Six neurotransmitters to get your head around
By far the most abundant neurotransmitter in the nervous system, glutamate accounts for well over 90 per cent of the synaptic connections in the human brain, but was not generally understood until the 1970s, decades after many less-common neurotransmitters were identified. Glutamate is also the most common excitatory neurotransmitter, stimulating cells that it contacts, and changes in glutamate connections between cells are what neuroscientists think are involved in forming and recalling memories and learning.
On the other hand, Gaba (gamma-aminobutyric acid) is the most common inhibitory neurotransmitter in the brain (ie inhibiting cells that it contacts). In the broadest brushstrokes, the actions of Gaba can be said to oppose those of glutamate, but are involved in all of the same functions. In fact, many anti-anxiety drugs act through Gaba, which is also directly responsible for the regulation of muscle tone in the body.
Dopamine is released by all drugs of abuse, and all natural rewards (eg food, love, sex or exercise). “It energises behaviour and thought, and is so necessary that its absence leads to Parkinson’s Disease,” says Hall. “As part of energising behaviour, it is also critically involved in ‘reinforcement,’ which makes the behaviour likely to occur again. It also has other roles in cognition, such as thinking and planning. Disruptions in its function are involved in schizophrenia, ADHD, and addiction.”
Arguably the best-known neurotransmitter to the general public, serotonin has very broad effects on emotion and cognition. It is a natural mood stabiliser that helps with sleeping, eating, and digesting, as well as helping to reduce depression, regulate anxiety, heal wounds and maintain bone health. A normal level of serotonin can also help one feel happier, calmer and more focused and emotionally stable. Drugs that alter serotonin levels, such as selective serotonin reuptake inhibitors (SSRIs), are used in treating depression, generalised anxiety disorder and social phobia.
Partly-emotional and partly-cognitive, Noradrenaline (Norepinephrine in the US) is commonly associated with stress. “But more accurately,” says Hall, “it alters the collective response of the brain toward an important stimulus in order to drop everything and concentrate on the one important thing that is happening now.”
Its general function is to mobilise the brain and body for action by increasing arousal and alertness, promoting vigilance and enhancing the formation and retrieval of memory. However, it also increases restlessness and anxiety. Noradrenaline release is lowest during sleep, before lifting during the waking hours. Then, during the so-called fight-or-flight response, it reaches much higher levels during such dangerous or stressful situations.
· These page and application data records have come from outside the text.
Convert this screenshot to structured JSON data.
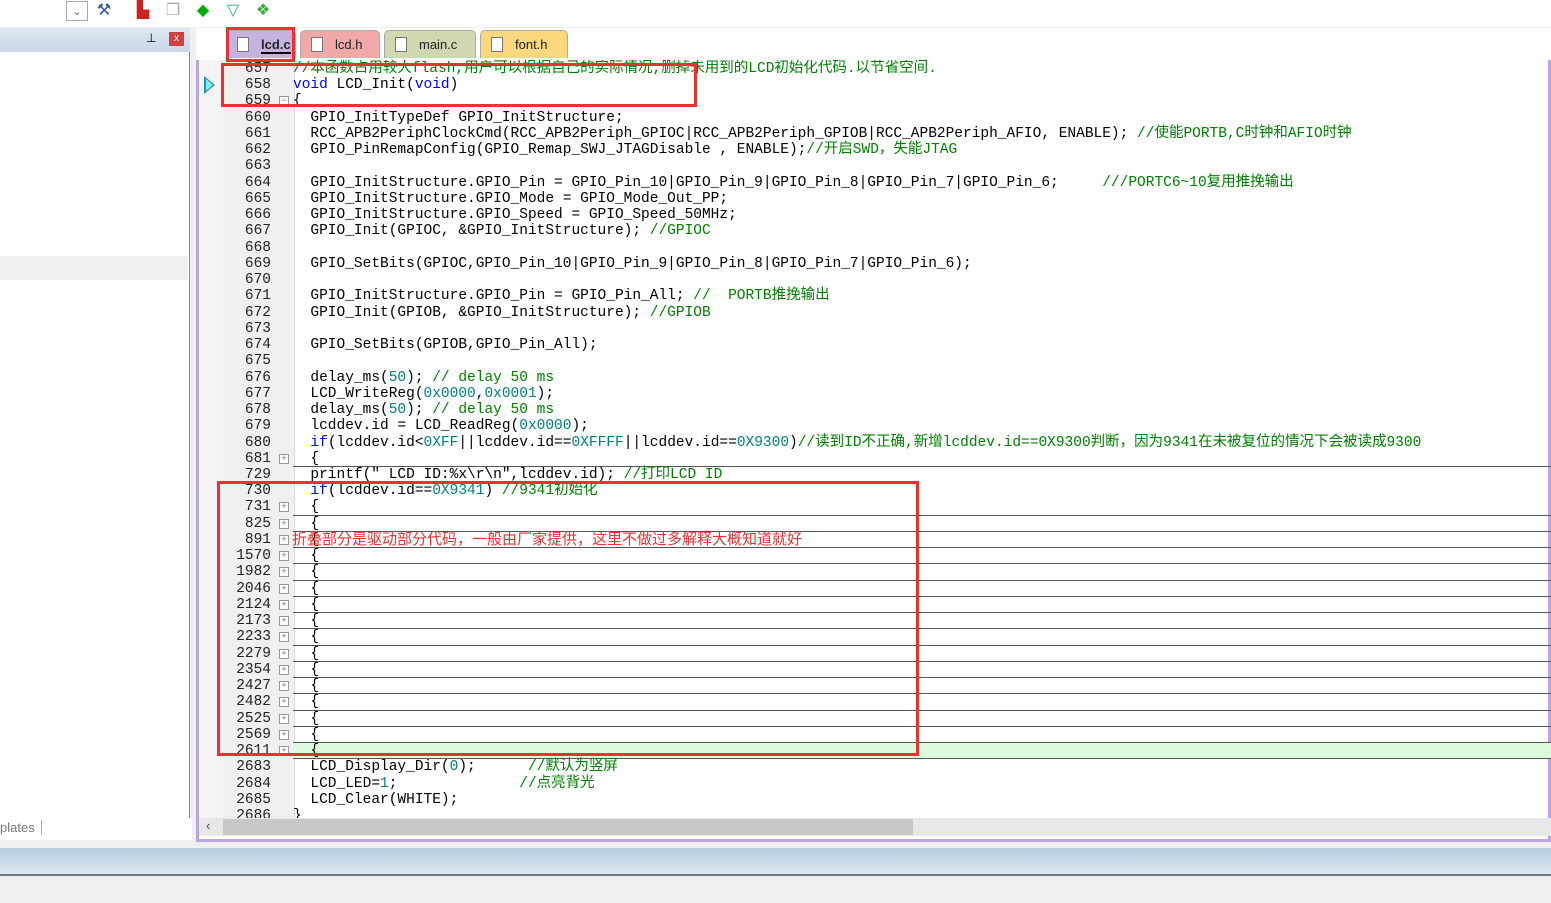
{
  "toolbar": {
    "icons": [
      "dropdown-icon",
      "wand-icon",
      "build-icon",
      "windows-icon",
      "diamond-icon",
      "filter-icon",
      "multi-diamond-icon"
    ]
  },
  "left_panel": {
    "pin": "📌",
    "close": "x",
    "bottom_tab": "plates"
  },
  "tabs": [
    {
      "label": "lcd.c",
      "color": "#c4b2e0",
      "active": true
    },
    {
      "label": "lcd.h",
      "color": "#f0a8a8",
      "active": false
    },
    {
      "label": "main.c",
      "color": "#cfd8b0",
      "active": false
    },
    {
      "label": "font.h",
      "color": "#fbd77e",
      "active": false
    }
  ],
  "annotation": "折叠部分是驱动部分代码，一般由厂家提供，这里不做过多解释大概知道就好",
  "lines": [
    {
      "n": "657",
      "seg": [
        [
          "c",
          "//本函数占用较大flash,用户可以根据自己的实际情况,删掉未用到的LCD初始化代码.以节省空间."
        ]
      ]
    },
    {
      "n": "658",
      "seg": [
        [
          "k",
          "void"
        ],
        [
          "t",
          " LCD_Init("
        ],
        [
          "k",
          "void"
        ],
        [
          "t",
          ")"
        ]
      ]
    },
    {
      "n": "659",
      "fold": "−",
      "seg": [
        [
          "t",
          "{"
        ]
      ]
    },
    {
      "n": "660",
      "seg": [
        [
          "t",
          "  GPIO_InitTypeDef GPIO_InitStructure;"
        ]
      ]
    },
    {
      "n": "661",
      "seg": [
        [
          "t",
          "  RCC_APB2PeriphClockCmd(RCC_APB2Periph_GPIOC|RCC_APB2Periph_GPIOB|RCC_APB2Periph_AFIO, ENABLE); "
        ],
        [
          "c",
          "//使能PORTB,C时钟和AFIO时钟"
        ]
      ]
    },
    {
      "n": "662",
      "seg": [
        [
          "t",
          "  GPIO_PinRemapConfig(GPIO_Remap_SWJ_JTAGDisable , ENABLE);"
        ],
        [
          "c",
          "//开启SWD，失能JTAG"
        ]
      ]
    },
    {
      "n": "663",
      "seg": []
    },
    {
      "n": "664",
      "seg": [
        [
          "t",
          "  GPIO_InitStructure.GPIO_Pin = GPIO_Pin_10|GPIO_Pin_9|GPIO_Pin_8|GPIO_Pin_7|GPIO_Pin_6;     "
        ],
        [
          "c",
          "///PORTC6~10复用推挽输出"
        ]
      ]
    },
    {
      "n": "665",
      "seg": [
        [
          "t",
          "  GPIO_InitStructure.GPIO_Mode = GPIO_Mode_Out_PP;"
        ]
      ]
    },
    {
      "n": "666",
      "seg": [
        [
          "t",
          "  GPIO_InitStructure.GPIO_Speed = GPIO_Speed_50MHz;"
        ]
      ]
    },
    {
      "n": "667",
      "seg": [
        [
          "t",
          "  GPIO_Init(GPIOC, &GPIO_InitStructure); "
        ],
        [
          "c",
          "//GPIOC"
        ]
      ]
    },
    {
      "n": "668",
      "seg": []
    },
    {
      "n": "669",
      "seg": [
        [
          "t",
          "  GPIO_SetBits(GPIOC,GPIO_Pin_10|GPIO_Pin_9|GPIO_Pin_8|GPIO_Pin_7|GPIO_Pin_6);"
        ]
      ]
    },
    {
      "n": "670",
      "seg": []
    },
    {
      "n": "671",
      "seg": [
        [
          "t",
          "  GPIO_InitStructure.GPIO_Pin = GPIO_Pin_All; "
        ],
        [
          "c",
          "//  PORTB推挽输出"
        ]
      ]
    },
    {
      "n": "672",
      "seg": [
        [
          "t",
          "  GPIO_Init(GPIOB, &GPIO_InitStructure); "
        ],
        [
          "c",
          "//GPIOB"
        ]
      ]
    },
    {
      "n": "673",
      "seg": []
    },
    {
      "n": "674",
      "seg": [
        [
          "t",
          "  GPIO_SetBits(GPIOB,GPIO_Pin_All);"
        ]
      ]
    },
    {
      "n": "675",
      "seg": []
    },
    {
      "n": "676",
      "seg": [
        [
          "t",
          "  delay_ms("
        ],
        [
          "n",
          "50"
        ],
        [
          "t",
          "); "
        ],
        [
          "c",
          "// delay 50 ms"
        ]
      ]
    },
    {
      "n": "677",
      "seg": [
        [
          "t",
          "  LCD_WriteReg("
        ],
        [
          "n",
          "0x0000"
        ],
        [
          "t",
          ","
        ],
        [
          "n",
          "0x0001"
        ],
        [
          "t",
          ");"
        ]
      ]
    },
    {
      "n": "678",
      "seg": [
        [
          "t",
          "  delay_ms("
        ],
        [
          "n",
          "50"
        ],
        [
          "t",
          "); "
        ],
        [
          "c",
          "// delay 50 ms"
        ]
      ]
    },
    {
      "n": "679",
      "seg": [
        [
          "t",
          "  lcddev.id = LCD_ReadReg("
        ],
        [
          "n",
          "0x0000"
        ],
        [
          "t",
          ");"
        ]
      ]
    },
    {
      "n": "680",
      "seg": [
        [
          "t",
          "  "
        ],
        [
          "k",
          "if"
        ],
        [
          "t",
          "(lcddev.id<"
        ],
        [
          "n",
          "0XFF"
        ],
        [
          "t",
          "||lcddev.id=="
        ],
        [
          "n",
          "0XFFFF"
        ],
        [
          "t",
          "||lcddev.id=="
        ],
        [
          "n",
          "0X9300"
        ],
        [
          "t",
          ")"
        ],
        [
          "c",
          "//读到ID不正确,新增lcddev.id==0X9300判断，因为9341在未被复位的情况下会被读成9300"
        ]
      ]
    },
    {
      "n": "681",
      "fold": "+",
      "folded": true,
      "seg": [
        [
          "t",
          "  {"
        ]
      ]
    },
    {
      "n": "729",
      "seg": [
        [
          "t",
          "  printf(\" LCD ID:%x\\r\\n\",lcddev.id); "
        ],
        [
          "c",
          "//打印LCD ID"
        ]
      ]
    },
    {
      "n": "730",
      "seg": [
        [
          "t",
          "  "
        ],
        [
          "k",
          "if"
        ],
        [
          "t",
          "(lcddev.id=="
        ],
        [
          "n",
          "0X9341"
        ],
        [
          "t",
          ") "
        ],
        [
          "c",
          "//9341初始化"
        ]
      ]
    },
    {
      "n": "731",
      "fold": "+",
      "folded": true,
      "seg": [
        [
          "t",
          "  {"
        ]
      ]
    },
    {
      "n": "825",
      "fold": "+",
      "folded": true,
      "seg": [
        [
          "t",
          "  {"
        ]
      ]
    },
    {
      "n": "891",
      "fold": "+",
      "folded": true,
      "seg": [
        [
          "t",
          "  {"
        ]
      ]
    },
    {
      "n": "1570",
      "fold": "+",
      "folded": true,
      "seg": [
        [
          "t",
          "  {"
        ]
      ]
    },
    {
      "n": "1982",
      "fold": "+",
      "folded": true,
      "seg": [
        [
          "t",
          "  {"
        ]
      ]
    },
    {
      "n": "2046",
      "fold": "+",
      "folded": true,
      "seg": [
        [
          "t",
          "  {"
        ]
      ]
    },
    {
      "n": "2124",
      "fold": "+",
      "folded": true,
      "seg": [
        [
          "t",
          "  {"
        ]
      ]
    },
    {
      "n": "2173",
      "fold": "+",
      "folded": true,
      "seg": [
        [
          "t",
          "  {"
        ]
      ]
    },
    {
      "n": "2233",
      "fold": "+",
      "folded": true,
      "seg": [
        [
          "t",
          "  {"
        ]
      ]
    },
    {
      "n": "2279",
      "fold": "+",
      "folded": true,
      "seg": [
        [
          "t",
          "  {"
        ]
      ]
    },
    {
      "n": "2354",
      "fold": "+",
      "folded": true,
      "seg": [
        [
          "t",
          "  {"
        ]
      ]
    },
    {
      "n": "2427",
      "fold": "+",
      "folded": true,
      "seg": [
        [
          "t",
          "  {"
        ]
      ]
    },
    {
      "n": "2482",
      "fold": "+",
      "folded": true,
      "seg": [
        [
          "t",
          "  {"
        ]
      ]
    },
    {
      "n": "2525",
      "fold": "+",
      "folded": true,
      "seg": [
        [
          "t",
          "  {"
        ]
      ]
    },
    {
      "n": "2569",
      "fold": "+",
      "folded": true,
      "seg": [
        [
          "t",
          "  {"
        ]
      ]
    },
    {
      "n": "2611",
      "fold": "+",
      "folded": true,
      "hl": true,
      "seg": [
        [
          "t",
          "  {"
        ]
      ]
    },
    {
      "n": "2683",
      "seg": [
        [
          "t",
          "  LCD_Display_Dir("
        ],
        [
          "n",
          "0"
        ],
        [
          "t",
          ");      "
        ],
        [
          "c",
          "//默认为竖屏"
        ]
      ]
    },
    {
      "n": "2684",
      "seg": [
        [
          "t",
          "  LCD_LED="
        ],
        [
          "n",
          "1"
        ],
        [
          "t",
          ";              "
        ],
        [
          "c",
          "//点亮背光"
        ]
      ]
    },
    {
      "n": "2685",
      "seg": [
        [
          "t",
          "  LCD_Clear(WHITE);"
        ]
      ]
    },
    {
      "n": "2686",
      "seg": [
        [
          "t",
          "}"
        ]
      ]
    }
  ]
}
Lastly, Halls says Acetylcholine “has broad roles in attention and cognition, modulating the function of many parts of the brain involved in learning and remembering things. It’s often associated with Alzheimer’s disease and cognitive deficits in aging, although each of those involve much broader changes in brain function and loss of neurons.”